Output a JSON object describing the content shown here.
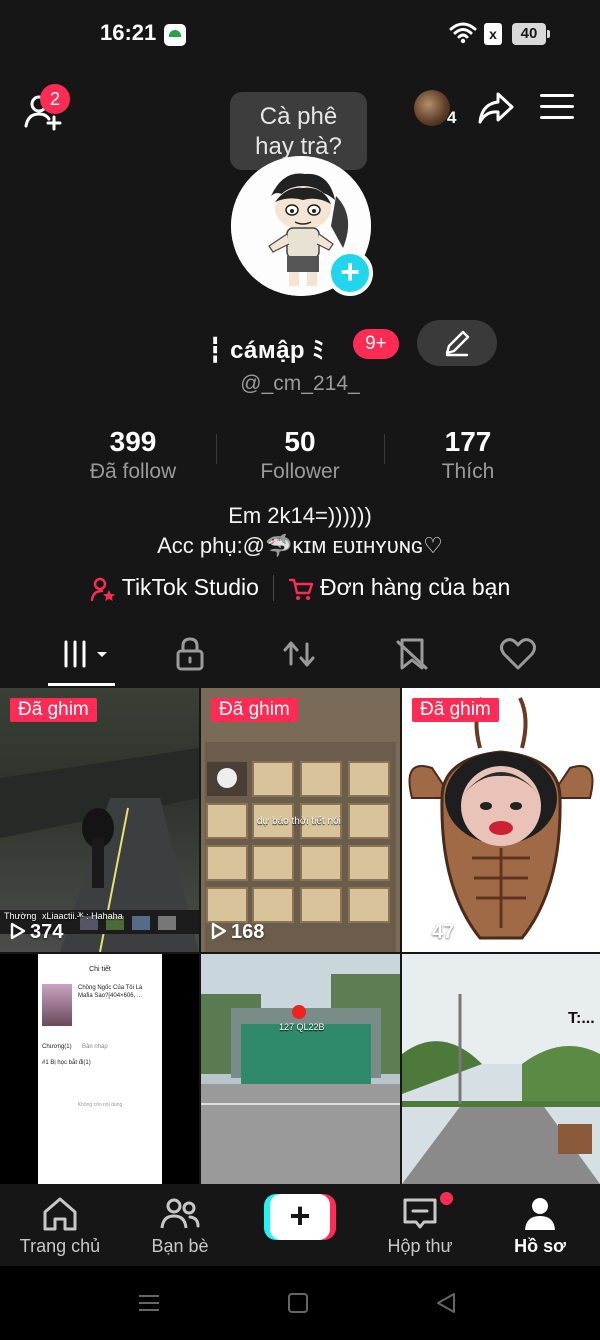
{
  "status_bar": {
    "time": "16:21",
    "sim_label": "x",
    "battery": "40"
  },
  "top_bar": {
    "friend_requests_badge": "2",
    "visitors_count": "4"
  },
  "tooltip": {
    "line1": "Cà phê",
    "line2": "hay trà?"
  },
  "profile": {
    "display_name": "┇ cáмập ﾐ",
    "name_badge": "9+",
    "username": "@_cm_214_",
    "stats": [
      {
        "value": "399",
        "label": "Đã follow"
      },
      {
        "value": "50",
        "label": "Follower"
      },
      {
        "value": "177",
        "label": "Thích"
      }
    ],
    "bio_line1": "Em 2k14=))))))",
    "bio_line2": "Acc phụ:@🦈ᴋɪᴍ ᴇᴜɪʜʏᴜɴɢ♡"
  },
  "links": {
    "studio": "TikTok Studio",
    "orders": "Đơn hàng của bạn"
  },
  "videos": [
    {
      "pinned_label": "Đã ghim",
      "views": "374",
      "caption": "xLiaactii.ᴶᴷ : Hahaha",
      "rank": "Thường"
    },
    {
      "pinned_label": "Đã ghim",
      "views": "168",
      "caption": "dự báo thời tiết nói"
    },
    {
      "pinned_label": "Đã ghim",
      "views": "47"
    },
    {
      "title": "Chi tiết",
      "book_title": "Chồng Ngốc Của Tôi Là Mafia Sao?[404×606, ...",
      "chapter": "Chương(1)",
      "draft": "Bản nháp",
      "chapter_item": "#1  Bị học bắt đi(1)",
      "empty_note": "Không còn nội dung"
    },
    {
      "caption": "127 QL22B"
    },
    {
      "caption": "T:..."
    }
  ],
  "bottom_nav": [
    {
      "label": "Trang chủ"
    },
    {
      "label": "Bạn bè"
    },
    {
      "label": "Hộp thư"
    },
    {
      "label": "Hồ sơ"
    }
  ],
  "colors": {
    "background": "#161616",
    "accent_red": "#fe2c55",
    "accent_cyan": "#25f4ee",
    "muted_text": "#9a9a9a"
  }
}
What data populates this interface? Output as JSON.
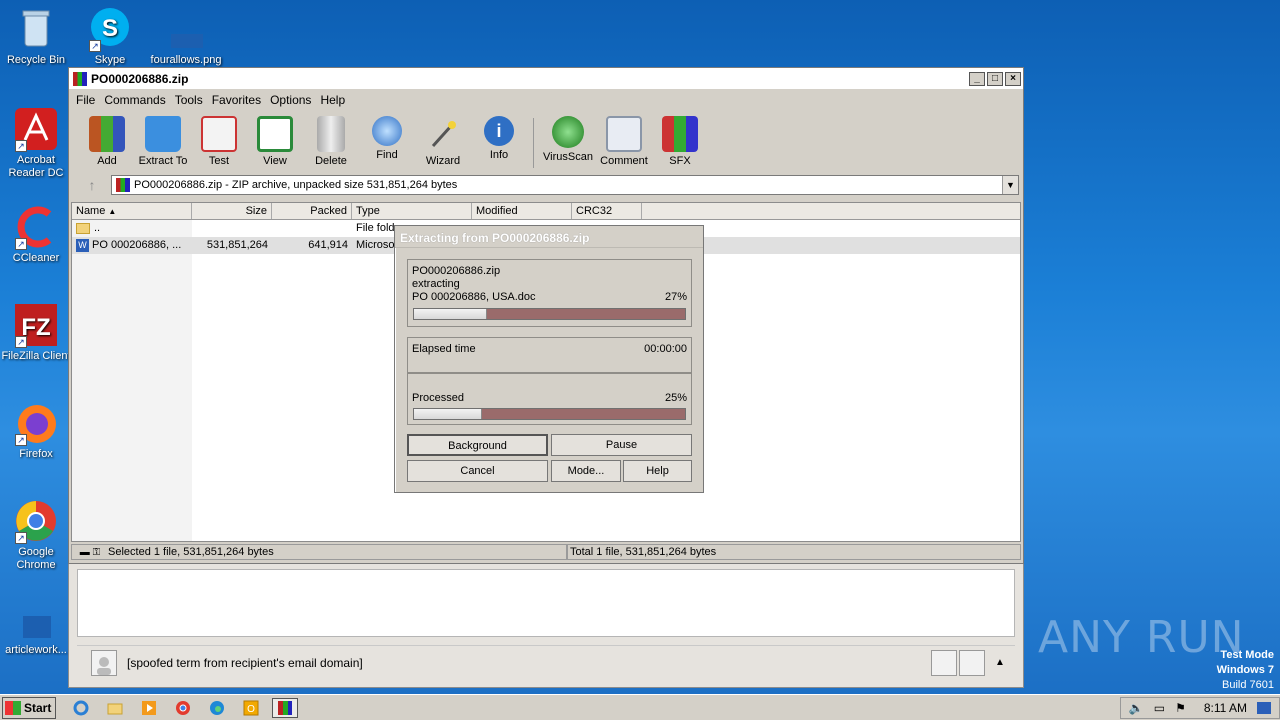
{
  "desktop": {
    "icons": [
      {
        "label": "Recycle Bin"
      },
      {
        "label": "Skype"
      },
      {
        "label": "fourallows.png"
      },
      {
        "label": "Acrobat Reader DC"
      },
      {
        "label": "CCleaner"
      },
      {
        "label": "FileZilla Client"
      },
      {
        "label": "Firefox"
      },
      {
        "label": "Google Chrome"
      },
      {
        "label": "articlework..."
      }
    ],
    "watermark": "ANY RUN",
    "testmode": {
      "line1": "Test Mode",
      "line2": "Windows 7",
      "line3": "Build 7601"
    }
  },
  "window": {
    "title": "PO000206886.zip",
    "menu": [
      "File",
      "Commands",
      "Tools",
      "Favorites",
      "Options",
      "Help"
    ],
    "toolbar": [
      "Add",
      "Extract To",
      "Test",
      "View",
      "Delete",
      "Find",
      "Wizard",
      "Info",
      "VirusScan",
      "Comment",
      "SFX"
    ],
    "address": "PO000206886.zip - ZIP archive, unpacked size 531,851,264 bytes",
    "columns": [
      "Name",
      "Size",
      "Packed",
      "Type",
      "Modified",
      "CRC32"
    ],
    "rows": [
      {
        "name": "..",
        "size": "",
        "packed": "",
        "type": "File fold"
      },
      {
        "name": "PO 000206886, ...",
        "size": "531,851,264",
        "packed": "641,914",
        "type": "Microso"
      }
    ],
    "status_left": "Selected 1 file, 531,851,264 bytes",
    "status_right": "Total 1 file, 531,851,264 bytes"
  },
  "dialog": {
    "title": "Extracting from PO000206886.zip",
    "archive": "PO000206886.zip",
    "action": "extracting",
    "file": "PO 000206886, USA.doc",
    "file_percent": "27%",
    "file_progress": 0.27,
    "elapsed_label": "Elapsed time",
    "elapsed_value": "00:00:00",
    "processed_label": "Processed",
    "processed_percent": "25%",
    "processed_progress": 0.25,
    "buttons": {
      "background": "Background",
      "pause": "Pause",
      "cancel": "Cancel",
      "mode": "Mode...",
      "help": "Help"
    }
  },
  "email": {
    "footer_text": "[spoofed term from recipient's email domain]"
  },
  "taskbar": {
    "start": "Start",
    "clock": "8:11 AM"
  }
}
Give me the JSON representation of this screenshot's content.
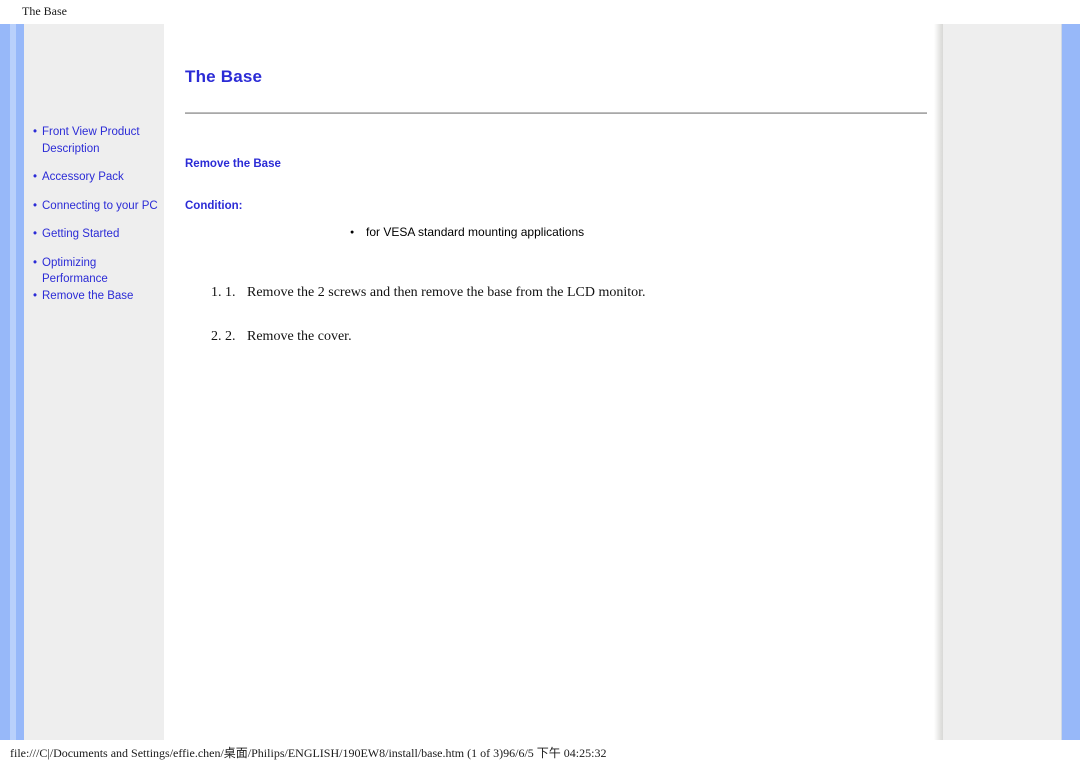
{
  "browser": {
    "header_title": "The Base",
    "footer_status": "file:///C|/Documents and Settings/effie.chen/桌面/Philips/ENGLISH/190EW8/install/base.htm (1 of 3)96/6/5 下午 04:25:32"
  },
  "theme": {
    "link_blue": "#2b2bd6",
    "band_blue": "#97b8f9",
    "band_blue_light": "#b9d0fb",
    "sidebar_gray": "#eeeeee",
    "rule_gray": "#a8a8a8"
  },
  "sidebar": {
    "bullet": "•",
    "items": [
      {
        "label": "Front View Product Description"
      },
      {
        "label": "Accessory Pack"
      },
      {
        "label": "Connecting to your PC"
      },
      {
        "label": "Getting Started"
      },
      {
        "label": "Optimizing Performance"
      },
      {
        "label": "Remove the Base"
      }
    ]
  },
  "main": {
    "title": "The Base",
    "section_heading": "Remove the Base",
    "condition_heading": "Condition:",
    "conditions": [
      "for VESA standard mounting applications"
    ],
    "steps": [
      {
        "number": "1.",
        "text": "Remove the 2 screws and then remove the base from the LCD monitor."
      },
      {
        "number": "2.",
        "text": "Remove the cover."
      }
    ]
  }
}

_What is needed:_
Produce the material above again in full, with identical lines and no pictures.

_Reply:_
Output a JSON object describing the content shown here.
{
  "status_bar": {
    "time": "16:21",
    "sim_label": "x",
    "battery": "40"
  },
  "top_bar": {
    "friend_requests_badge": "2",
    "visitors_count": "4"
  },
  "tooltip": {
    "line1": "Cà phê",
    "line2": "hay trà?"
  },
  "profile": {
    "display_name": "┇ cáмập ﾐ",
    "name_badge": "9+",
    "username": "@_cm_214_",
    "stats": [
      {
        "value": "399",
        "label": "Đã follow"
      },
      {
        "value": "50",
        "label": "Follower"
      },
      {
        "value": "177",
        "label": "Thích"
      }
    ],
    "bio_line1": "Em 2k14=))))))",
    "bio_line2": "Acc phụ:@🦈ᴋɪᴍ ᴇᴜɪʜʏᴜɴɢ♡"
  },
  "links": {
    "studio": "TikTok Studio",
    "orders": "Đơn hàng của bạn"
  },
  "videos": [
    {
      "pinned_label": "Đã ghim",
      "views": "374",
      "caption": "xLiaactii.ᴶᴷ : Hahaha",
      "rank": "Thường"
    },
    {
      "pinned_label": "Đã ghim",
      "views": "168",
      "caption": "dự báo thời tiết nói"
    },
    {
      "pinned_label": "Đã ghim",
      "views": "47"
    },
    {
      "title": "Chi tiết",
      "book_title": "Chồng Ngốc Của Tôi Là Mafia Sao?[404×606, ...",
      "chapter": "Chương(1)",
      "draft": "Bản nháp",
      "chapter_item": "#1  Bị học bắt đi(1)",
      "empty_note": "Không còn nội dung"
    },
    {
      "caption": "127 QL22B"
    },
    {
      "caption": "T:..."
    }
  ],
  "bottom_nav": [
    {
      "label": "Trang chủ"
    },
    {
      "label": "Bạn bè"
    },
    {
      "label": "Hộp thư"
    },
    {
      "label": "Hồ sơ"
    }
  ],
  "colors": {
    "background": "#161616",
    "accent_red": "#fe2c55",
    "accent_cyan": "#25f4ee",
    "muted_text": "#9a9a9a"
  }
}
What data populates this interface? Output as JSON.
{
  "desktop": {
    "icons": [
      {
        "label": "Recycle Bin"
      },
      {
        "label": "Skype"
      },
      {
        "label": "fourallows.png"
      },
      {
        "label": "Acrobat Reader DC"
      },
      {
        "label": "CCleaner"
      },
      {
        "label": "FileZilla Client"
      },
      {
        "label": "Firefox"
      },
      {
        "label": "Google Chrome"
      },
      {
        "label": "articlework..."
      }
    ],
    "watermark": "ANY RUN",
    "testmode": {
      "line1": "Test Mode",
      "line2": "Windows 7",
      "line3": "Build 7601"
    }
  },
  "window": {
    "title": "PO000206886.zip",
    "menu": [
      "File",
      "Commands",
      "Tools",
      "Favorites",
      "Options",
      "Help"
    ],
    "toolbar": [
      "Add",
      "Extract To",
      "Test",
      "View",
      "Delete",
      "Find",
      "Wizard",
      "Info",
      "VirusScan",
      "Comment",
      "SFX"
    ],
    "address": "PO000206886.zip - ZIP archive, unpacked size 531,851,264 bytes",
    "columns": [
      "Name",
      "Size",
      "Packed",
      "Type",
      "Modified",
      "CRC32"
    ],
    "rows": [
      {
        "name": "..",
        "size": "",
        "packed": "",
        "type": "File fold"
      },
      {
        "name": "PO 000206886, ...",
        "size": "531,851,264",
        "packed": "641,914",
        "type": "Microso"
      }
    ],
    "status_left": "Selected 1 file, 531,851,264 bytes",
    "status_right": "Total 1 file, 531,851,264 bytes"
  },
  "dialog": {
    "title": "Extracting from PO000206886.zip",
    "archive": "PO000206886.zip",
    "action": "extracting",
    "file": "PO 000206886, USA.doc",
    "file_percent": "27%",
    "file_progress": 0.27,
    "elapsed_label": "Elapsed time",
    "elapsed_value": "00:00:00",
    "processed_label": "Processed",
    "processed_percent": "25%",
    "processed_progress": 0.25,
    "buttons": {
      "background": "Background",
      "pause": "Pause",
      "cancel": "Cancel",
      "mode": "Mode...",
      "help": "Help"
    }
  },
  "email": {
    "footer_text": "[spoofed term from recipient's email domain]"
  },
  "taskbar": {
    "start": "Start",
    "clock": "8:11 AM"
  }
}
Give me the JSON representation of this screenshot's content.
{
  "browser": {
    "header_title": "The Base",
    "footer_status": "file:///C|/Documents and Settings/effie.chen/桌面/Philips/ENGLISH/190EW8/install/base.htm (1 of 3)96/6/5 下午 04:25:32"
  },
  "theme": {
    "link_blue": "#2b2bd6",
    "band_blue": "#97b8f9",
    "band_blue_light": "#b9d0fb",
    "sidebar_gray": "#eeeeee",
    "rule_gray": "#a8a8a8"
  },
  "sidebar": {
    "bullet": "•",
    "items": [
      {
        "label": "Front View Product Description"
      },
      {
        "label": "Accessory Pack"
      },
      {
        "label": "Connecting to your PC"
      },
      {
        "label": "Getting Started"
      },
      {
        "label": "Optimizing Performance"
      },
      {
        "label": "Remove the Base"
      }
    ]
  },
  "main": {
    "title": "The Base",
    "section_heading": "Remove the Base",
    "condition_heading": "Condition:",
    "conditions": [
      "for VESA standard mounting applications"
    ],
    "steps": [
      {
        "number": "1.",
        "text": "Remove the 2 screws and then remove the base from the LCD monitor."
      },
      {
        "number": "2.",
        "text": "Remove the cover."
      }
    ]
  }
}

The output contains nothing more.